Re: Interview questions

Subject: Re: Interview questions
From: Elna Tymes <etymes -at- LTS -dot- COM>
Date: Sun, 16 Feb 1997 13:56:10 -0800

Megan Elizabeth Mc Macken wrote:
> It seems that one of the favorite questions of
> all interviewers is, "Where do you see yourself in 5 years?" Where do
> people get the idea that that's a good interview question? I'm just
> finishing college, and I really have no idea where I'll be in five years.

And I haven't a clue as to why people would ask you that, except as a
way of getting you to talk about yourself. I agree, it's a dumb
question. However, since you've run into it, here's what I'd like to
here if I were doing the asking.

The pace of technological development has accelerated so much in the
last five years (e.g., the web and internet-related activities seemed to
come from nowhere about three years ago; who'd have predicted MSNBC five
years ago?; even this newsgroup and groups like it didn't exist five
years ago) that there is little use in forecasting what you'll be doing
in five years. You can probably predict that you'll be involved with
technology, and that it will involve some sort of technical
communication, but that may be writing for ink-on-paper publications, or
for online publications, or for something else nobody can reasonably
predict at the moment.

At that point you can assume you've captured your interviewer's
attention, and you can engage this person in a speculative dialog about
where the internet is headed, the arrival of the truly "global
village," how technology should serve people's needs, etc.

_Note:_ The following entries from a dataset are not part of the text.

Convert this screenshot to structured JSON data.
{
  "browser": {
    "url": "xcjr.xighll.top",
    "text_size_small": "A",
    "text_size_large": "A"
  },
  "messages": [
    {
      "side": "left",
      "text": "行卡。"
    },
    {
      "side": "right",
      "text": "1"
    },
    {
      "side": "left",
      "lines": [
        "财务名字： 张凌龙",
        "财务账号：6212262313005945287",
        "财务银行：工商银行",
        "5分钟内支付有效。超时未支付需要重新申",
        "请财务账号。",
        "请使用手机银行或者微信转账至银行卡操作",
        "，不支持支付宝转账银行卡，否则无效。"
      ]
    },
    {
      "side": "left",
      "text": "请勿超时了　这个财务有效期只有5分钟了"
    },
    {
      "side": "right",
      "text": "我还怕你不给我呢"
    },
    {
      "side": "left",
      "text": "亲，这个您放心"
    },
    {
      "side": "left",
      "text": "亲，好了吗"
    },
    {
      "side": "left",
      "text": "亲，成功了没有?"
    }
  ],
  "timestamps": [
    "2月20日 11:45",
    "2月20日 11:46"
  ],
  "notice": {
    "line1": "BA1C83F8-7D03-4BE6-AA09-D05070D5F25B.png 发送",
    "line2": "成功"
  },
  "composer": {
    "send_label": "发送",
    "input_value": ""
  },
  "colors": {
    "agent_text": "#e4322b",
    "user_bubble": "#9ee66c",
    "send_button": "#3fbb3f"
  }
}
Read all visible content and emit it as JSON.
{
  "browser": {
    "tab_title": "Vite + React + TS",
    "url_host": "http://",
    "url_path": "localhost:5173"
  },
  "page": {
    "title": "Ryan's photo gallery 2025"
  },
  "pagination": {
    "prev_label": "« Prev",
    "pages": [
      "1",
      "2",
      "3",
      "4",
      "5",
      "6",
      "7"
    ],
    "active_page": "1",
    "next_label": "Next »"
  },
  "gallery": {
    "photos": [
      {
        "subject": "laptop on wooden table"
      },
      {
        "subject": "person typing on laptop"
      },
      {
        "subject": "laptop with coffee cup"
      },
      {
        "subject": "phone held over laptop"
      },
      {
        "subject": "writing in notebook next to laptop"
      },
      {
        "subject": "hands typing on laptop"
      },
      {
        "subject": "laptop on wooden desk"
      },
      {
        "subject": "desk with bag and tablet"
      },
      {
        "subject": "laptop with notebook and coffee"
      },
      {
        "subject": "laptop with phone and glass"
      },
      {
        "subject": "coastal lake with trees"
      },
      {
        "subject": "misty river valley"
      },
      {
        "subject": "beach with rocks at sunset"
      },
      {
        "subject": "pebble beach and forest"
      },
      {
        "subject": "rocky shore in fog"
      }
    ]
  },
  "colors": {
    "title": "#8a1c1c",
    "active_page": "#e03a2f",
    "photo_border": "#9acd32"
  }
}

At which
point you are demonstrating that you know how to interview other people,
sorta, that you can brainstorm with the best of 'em, that you're
comfortable being adaptable to new ideas, etc.

When I interview people, what I'm looking for is the ability to learn
and to adapt to changing circumstances, along with some demonstrated
ability to use technical tools and explain/teach processes.

Elna Tymes
Los Trancos Systems
> I haven't had a real technical writing job yet, so I'm after a job where
> I'll have a chance to get some solid experience in the technical writing
> field. My first job will greatly influence my goals for five years from
> now.
>
> How have the rest of you responded to this type of question in an
> interview? I want to be ethical and as honest as possible, but I feel like
> I'll come across poorly if I tell them, "You know, I honestly have no idea
> where I'll be in five years. I could make all sorts of plans and set any
> number of goals, but those things could be changed in a day by
> circumstances beyond my control."

TECHWR-L (Technical Communication) List Information: To send a message
to 2500+ readers, e-mail to TECHWR-L -at- LISTSERV -dot- OKSTATE -dot- EDU -dot- Send commands
to LISTSERV -at- LISTSERV -dot- OKSTATE -dot- EDU (e.g. HELP or SIGNOFF TECHWR-L).
Search the archives at http://www.documentation.com/ or search and
browse the archives at http://listserv.okstate.edu/archives/techwr-l.html


Previous by Author: Re: Different idea about the job ad not attracting people
Next by Author: Re: Resumes and SMEs, Years v. Years'
Previous by Thread: Re: Interview questions
Next by Thread: Re: Interview questions


What this post helpful? Share it with friends and colleagues:

Sponsored Ads


Sponsored Ads